So last night, during TV coverage of the 2014-15 NFL season Kickoff game between the Seahawks and Packers, NBC aired a State Farm insurance commercial featuring Packers' quarterback Aaron Rodgers.  The ad "creatives" from DDB Chicago dug up from the graveyard of not funny comedy, ex-Saturday Night Live actors Dana Carvey and Kevin Nealon portraying their skit-recurring characters Hans and  Franz, who Carvey and Nealon loosely modeled on actor Arnold Schwarzenegger from his Mr. Olympia days.



Everyone sneered in my house while watching this ad, an ad lacking creativity and more importantly, lacking any impetus to buy. The ad continues the bad trend in TV advertising of pseudo-entertainment with failed attempts at comedy.

In authentic comedy, the main story agent must face a struggle, surrounded by amusing, unexpected circumstances, which makes action of the story agent ludicrous. Most importantly, at the end, the story agent must arrive at the same place where he started. There is neither victory nor tragedy in comedy.

As I wrote in GUINNESS AD GETS DRUNK ON PATRIOTISM, a great ad does this and this alone: It puts the one seeing the ad into a wanted future and in so doing, triggers that one to act now in effort to get that future. This State Farm ad fails to lead anyone into belief of a wanted future.

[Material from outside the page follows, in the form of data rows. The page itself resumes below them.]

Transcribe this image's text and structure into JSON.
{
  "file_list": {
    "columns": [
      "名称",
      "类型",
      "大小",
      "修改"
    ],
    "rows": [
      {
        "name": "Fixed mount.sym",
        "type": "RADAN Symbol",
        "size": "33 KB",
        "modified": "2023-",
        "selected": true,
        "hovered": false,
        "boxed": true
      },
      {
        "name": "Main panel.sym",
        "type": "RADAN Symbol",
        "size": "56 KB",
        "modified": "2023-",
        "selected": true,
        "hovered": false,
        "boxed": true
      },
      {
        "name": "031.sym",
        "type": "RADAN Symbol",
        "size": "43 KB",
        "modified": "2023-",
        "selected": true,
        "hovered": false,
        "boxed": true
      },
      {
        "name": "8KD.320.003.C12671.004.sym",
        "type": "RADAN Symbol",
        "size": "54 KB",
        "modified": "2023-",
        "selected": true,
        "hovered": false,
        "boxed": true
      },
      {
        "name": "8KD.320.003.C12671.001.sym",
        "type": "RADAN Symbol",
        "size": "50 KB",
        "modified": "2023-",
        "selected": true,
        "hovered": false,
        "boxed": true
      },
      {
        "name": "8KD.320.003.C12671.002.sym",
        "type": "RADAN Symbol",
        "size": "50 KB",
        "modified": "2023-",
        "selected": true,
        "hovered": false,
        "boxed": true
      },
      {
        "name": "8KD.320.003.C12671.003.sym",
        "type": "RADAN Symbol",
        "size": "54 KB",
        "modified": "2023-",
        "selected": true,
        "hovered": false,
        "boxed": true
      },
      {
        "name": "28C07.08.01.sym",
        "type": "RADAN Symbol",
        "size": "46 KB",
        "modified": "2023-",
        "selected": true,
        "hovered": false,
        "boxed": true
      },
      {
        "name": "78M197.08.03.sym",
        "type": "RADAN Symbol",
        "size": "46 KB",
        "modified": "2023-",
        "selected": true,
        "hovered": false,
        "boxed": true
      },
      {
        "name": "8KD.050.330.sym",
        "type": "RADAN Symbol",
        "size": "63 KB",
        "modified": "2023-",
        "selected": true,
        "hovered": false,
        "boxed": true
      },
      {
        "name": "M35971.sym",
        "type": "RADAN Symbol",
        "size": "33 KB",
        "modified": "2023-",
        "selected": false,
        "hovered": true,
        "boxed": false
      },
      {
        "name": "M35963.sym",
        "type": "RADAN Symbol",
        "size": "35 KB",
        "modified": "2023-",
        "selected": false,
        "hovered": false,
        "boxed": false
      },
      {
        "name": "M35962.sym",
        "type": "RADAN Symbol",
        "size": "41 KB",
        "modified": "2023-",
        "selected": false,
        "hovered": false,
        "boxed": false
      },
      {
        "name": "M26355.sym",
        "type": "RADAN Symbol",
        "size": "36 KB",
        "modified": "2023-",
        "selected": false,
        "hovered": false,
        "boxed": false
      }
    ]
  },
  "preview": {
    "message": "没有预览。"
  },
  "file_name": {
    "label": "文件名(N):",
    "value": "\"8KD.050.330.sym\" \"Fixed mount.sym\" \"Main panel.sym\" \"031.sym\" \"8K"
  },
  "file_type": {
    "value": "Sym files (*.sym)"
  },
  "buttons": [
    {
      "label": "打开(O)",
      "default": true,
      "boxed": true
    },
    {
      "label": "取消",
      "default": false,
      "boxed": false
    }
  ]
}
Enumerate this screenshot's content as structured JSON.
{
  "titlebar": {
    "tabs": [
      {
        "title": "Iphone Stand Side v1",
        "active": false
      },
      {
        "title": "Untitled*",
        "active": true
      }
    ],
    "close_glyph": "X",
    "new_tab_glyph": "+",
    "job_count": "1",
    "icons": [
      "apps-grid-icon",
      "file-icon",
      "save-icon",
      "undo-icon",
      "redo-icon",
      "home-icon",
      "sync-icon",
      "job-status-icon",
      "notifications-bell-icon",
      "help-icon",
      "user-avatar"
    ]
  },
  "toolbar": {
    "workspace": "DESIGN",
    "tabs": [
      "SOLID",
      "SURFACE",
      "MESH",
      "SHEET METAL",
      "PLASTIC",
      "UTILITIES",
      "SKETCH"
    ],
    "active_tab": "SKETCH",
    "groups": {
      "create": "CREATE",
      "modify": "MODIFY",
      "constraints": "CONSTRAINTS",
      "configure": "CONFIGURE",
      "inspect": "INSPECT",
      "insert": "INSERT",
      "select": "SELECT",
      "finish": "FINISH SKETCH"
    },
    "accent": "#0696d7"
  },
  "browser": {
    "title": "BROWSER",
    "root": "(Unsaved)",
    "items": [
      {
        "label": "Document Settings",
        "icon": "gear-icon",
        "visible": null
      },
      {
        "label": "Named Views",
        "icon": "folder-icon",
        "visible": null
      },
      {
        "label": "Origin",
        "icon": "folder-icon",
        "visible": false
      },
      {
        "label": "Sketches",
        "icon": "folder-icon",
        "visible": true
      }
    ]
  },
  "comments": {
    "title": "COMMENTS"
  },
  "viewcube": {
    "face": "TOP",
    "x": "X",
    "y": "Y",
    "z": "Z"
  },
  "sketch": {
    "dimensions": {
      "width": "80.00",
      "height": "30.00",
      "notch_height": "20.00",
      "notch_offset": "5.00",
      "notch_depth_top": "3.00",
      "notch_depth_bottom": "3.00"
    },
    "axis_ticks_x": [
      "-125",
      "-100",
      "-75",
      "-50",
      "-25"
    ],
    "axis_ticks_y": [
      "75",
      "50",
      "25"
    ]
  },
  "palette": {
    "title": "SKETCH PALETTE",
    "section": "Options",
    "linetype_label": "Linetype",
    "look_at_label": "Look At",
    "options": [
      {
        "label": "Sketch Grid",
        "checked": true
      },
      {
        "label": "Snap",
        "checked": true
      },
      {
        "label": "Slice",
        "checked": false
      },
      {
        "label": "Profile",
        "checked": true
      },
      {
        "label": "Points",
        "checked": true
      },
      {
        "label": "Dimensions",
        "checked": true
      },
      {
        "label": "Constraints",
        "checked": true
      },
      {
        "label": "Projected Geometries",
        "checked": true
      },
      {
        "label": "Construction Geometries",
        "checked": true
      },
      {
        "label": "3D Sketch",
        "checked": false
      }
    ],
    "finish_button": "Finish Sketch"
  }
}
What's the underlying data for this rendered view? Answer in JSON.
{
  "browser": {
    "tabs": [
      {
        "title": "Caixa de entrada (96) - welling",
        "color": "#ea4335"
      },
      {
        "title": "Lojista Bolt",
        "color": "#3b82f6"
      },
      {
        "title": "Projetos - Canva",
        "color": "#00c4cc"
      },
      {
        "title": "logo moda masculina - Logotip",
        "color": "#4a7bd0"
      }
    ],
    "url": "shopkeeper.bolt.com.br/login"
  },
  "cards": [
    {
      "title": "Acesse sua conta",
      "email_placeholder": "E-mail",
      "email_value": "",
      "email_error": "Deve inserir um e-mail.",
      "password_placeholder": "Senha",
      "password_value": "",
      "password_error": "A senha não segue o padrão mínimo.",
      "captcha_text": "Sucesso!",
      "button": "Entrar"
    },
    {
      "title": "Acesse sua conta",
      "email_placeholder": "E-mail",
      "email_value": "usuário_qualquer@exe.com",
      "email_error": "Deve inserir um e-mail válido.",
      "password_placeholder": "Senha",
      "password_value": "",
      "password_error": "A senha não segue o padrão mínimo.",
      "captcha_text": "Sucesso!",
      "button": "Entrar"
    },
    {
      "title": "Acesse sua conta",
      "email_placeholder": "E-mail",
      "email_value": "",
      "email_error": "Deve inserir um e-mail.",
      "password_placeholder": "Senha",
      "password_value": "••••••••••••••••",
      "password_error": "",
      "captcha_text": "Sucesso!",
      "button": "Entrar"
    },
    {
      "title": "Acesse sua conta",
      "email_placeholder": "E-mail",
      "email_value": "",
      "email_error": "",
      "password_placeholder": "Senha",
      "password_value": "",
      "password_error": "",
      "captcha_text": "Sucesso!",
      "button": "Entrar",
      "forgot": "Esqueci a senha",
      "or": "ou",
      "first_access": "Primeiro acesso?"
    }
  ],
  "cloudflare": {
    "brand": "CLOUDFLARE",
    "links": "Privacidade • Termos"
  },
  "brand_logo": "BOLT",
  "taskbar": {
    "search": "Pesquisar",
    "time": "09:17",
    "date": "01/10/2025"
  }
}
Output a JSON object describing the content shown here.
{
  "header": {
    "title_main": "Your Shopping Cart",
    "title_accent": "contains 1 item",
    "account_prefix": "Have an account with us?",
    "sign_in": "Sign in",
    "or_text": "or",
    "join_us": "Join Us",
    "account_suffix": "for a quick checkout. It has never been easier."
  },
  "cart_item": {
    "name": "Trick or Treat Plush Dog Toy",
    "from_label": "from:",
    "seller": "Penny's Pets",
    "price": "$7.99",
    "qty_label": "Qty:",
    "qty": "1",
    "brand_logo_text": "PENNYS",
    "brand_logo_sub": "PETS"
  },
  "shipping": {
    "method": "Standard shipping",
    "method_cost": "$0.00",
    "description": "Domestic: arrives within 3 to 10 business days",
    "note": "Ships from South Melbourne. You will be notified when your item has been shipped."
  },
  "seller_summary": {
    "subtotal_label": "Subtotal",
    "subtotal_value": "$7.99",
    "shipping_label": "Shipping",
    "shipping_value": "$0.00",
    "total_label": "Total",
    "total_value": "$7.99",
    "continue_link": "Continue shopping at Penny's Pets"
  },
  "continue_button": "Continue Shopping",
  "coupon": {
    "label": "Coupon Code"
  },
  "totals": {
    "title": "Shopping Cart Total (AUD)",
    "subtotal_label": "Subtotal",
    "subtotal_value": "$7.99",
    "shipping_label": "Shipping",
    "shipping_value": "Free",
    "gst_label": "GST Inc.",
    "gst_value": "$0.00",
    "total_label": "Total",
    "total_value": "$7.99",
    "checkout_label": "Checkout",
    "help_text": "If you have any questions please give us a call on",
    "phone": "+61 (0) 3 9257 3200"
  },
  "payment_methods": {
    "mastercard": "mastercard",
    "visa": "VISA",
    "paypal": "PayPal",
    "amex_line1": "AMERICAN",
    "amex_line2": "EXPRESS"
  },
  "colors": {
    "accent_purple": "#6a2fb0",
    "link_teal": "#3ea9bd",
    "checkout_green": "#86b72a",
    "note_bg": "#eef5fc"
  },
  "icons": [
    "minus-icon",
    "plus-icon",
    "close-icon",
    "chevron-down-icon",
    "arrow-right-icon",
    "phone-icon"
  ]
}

This State Farm ad relies on testimonial through innuendo implying famed NFL QB Aaron Rodgers has his insurance through State Farm, so you should too. The ad fails to paint a mind picture for anyone about their future. Instead, the ad ends with a useless voice-over, punning on the phrase "pump you up."

Such an ad should make anyone wonder if John Maxham, Barry Burdiak, John Hayes, Brian Boord, Andrew Bloom, Chad Broude, and Nathan Monteith — the so-called creatives of DDB Chicago (credits) — understand how effective advertising works.

Watch the ad in all of its fail glory.